Mathematics Stack Exchange is a question and answer site for people studying math at any level and professionals in related fields. Join them; it only takes a minute:

Sign up
Here's how it works:
  1. Anybody can ask a question
  2. Anybody can answer
  3. The best answers are voted up and rise to the top

According to wikipedia the Euler's number is:

$$e = 1 + \frac{1}{1} + \frac{1}{1\times 2} + \frac{1}{1\times 2\times 3} + \frac{1}{1\times 2\times 3\times 4}+\cdots$$

And I see it's structure is quite similar to the structure of a polynomial:


Can we consider polynomials as numbers? At least in some specific sense?

share|cite|improve this question
The set of polynomials along with arithmetic $\times, +, -$ form a ring: See Wikipedia page on polynomial rings. – user2468 Aug 20 '12 at 1:32
I don't see any structure in the infinite series for $e$ that is similar to the structure of a polynomial. What in the series corresponds to $t$ in the polynomial? – Gerry Myerson Aug 20 '12 at 1:58
That they are both a sum of products of things is a rather superficial connection between the two in my opinion. Polynomials are finite, formal, algebraic gadgets, whereas numbers are more concrete (and in this case the real number has an infinite expansion which involves an infinite limiting process). – anon Aug 20 '12 at 3:15
If one is in the mood, one can consider "numbers" to be very special polynomials. – André Nicolas Aug 20 '12 at 4:44
Search youtube for polynumbers, Math foundation course by Norman Wildberger. – Arjang Aug 20 '12 at 7:40
up vote 3 down vote accepted

When you start to consider more general ideas than measuring geometric shapes and counting elements of sets, you start using more general sorts of objects to quantify those ideas. Or sometimes you consider interesting algebraic structures the are analogous to familiar ones, but with some other sort of thing fitting into the role where "numbers" fit into the familiar ones.

I'm of the opinion that it's reasonable to call such things numbers. However, I don't think I would ever say that out loud (other than in an opinion piece), since I would expect listeners to be confused by my usage of the word, except in cases where the word "number" is traditionally used (e.g. we say "ordinal number" versus "well-order type").

Commonly in such situations there are other words available: for example, "scalar".

share|cite|improve this answer
I think your view of polynomials as extensions of the number concept is not an uncommon one. If I find a cite I will post it here. – MJD Aug 20 '12 at 4:02

Polynomials and numbers are distinct objects.
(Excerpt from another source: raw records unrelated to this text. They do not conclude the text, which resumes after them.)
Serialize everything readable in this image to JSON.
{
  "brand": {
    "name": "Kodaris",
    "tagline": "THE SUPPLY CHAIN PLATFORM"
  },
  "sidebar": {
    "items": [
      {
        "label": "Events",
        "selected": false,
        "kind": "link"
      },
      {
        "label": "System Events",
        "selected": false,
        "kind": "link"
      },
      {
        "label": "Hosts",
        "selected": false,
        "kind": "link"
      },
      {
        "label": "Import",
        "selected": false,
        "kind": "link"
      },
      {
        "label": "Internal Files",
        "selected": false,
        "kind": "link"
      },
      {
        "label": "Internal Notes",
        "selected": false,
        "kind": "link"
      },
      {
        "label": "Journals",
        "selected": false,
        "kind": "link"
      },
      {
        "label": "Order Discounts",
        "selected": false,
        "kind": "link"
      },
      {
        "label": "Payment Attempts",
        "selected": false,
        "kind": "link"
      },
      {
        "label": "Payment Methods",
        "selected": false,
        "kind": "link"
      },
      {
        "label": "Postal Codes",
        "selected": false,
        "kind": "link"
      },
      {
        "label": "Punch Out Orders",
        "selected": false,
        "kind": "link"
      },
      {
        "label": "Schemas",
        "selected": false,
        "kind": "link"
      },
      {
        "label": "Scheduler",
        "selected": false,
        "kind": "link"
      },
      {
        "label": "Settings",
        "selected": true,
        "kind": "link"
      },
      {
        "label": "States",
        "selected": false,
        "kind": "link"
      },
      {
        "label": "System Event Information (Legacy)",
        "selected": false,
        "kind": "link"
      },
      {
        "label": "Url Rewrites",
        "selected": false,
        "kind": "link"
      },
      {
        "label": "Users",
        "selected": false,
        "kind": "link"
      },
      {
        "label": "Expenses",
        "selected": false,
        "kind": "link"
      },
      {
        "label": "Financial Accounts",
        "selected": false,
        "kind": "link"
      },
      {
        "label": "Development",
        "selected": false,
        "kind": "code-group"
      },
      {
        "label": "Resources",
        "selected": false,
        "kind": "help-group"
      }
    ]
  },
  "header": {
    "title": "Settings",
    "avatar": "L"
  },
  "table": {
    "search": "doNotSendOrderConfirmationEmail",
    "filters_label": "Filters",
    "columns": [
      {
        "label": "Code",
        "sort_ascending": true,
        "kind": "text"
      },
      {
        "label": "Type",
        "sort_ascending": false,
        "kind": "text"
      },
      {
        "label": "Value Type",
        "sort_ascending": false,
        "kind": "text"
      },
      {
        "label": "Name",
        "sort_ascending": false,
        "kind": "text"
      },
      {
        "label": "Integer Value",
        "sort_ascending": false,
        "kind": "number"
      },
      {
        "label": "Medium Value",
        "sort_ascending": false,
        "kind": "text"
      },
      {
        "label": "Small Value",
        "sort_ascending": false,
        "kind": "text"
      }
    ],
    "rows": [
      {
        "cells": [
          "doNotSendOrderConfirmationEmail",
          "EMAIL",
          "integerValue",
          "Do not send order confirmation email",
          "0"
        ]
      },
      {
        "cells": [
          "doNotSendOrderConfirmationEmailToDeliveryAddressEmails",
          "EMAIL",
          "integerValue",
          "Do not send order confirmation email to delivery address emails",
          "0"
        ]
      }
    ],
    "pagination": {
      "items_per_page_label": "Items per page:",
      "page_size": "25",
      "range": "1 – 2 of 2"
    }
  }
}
However, a polynomial may be evaluated at a point to give rise to a number. For example, consider the polynomial $x^2-x$. It has value $0$ at $x=1$. Constant polynomials may be identified with numbers though, but they are still distinct in a sense.

share|cite|improve this answer
I wonder if it's worth mentioning that the mapping $\phi_e(p)$ which takes a polynomial $p$ to the number $p(e)$ is a ring homomorphism. – MJD Aug 20 '12 at 1:44
Can you comment or point me something with this distinction? – Voyska Aug 20 '12 at 1:44
Tangent: MJD has a good question relating to how the evaluation map from formal polynomials to the base ring is a ring homomorphism if and only if the ring is commutative. – anon Aug 20 '12 at 3:33

Suppose we are considering polynomials whose coefficients are in a field $E$. If $F / E$ is a field extension and $\alpha \in F$ is transcendental over $E$, then the polynomial $p(x)$ can be considered as the number $p(\alpha)$.

share|cite|improve this answer

Your Answer


By posting your answer, you agree to the privacy policy and terms of service.

Not the answer you're looking for? Browse other questions tagged or ask your own question.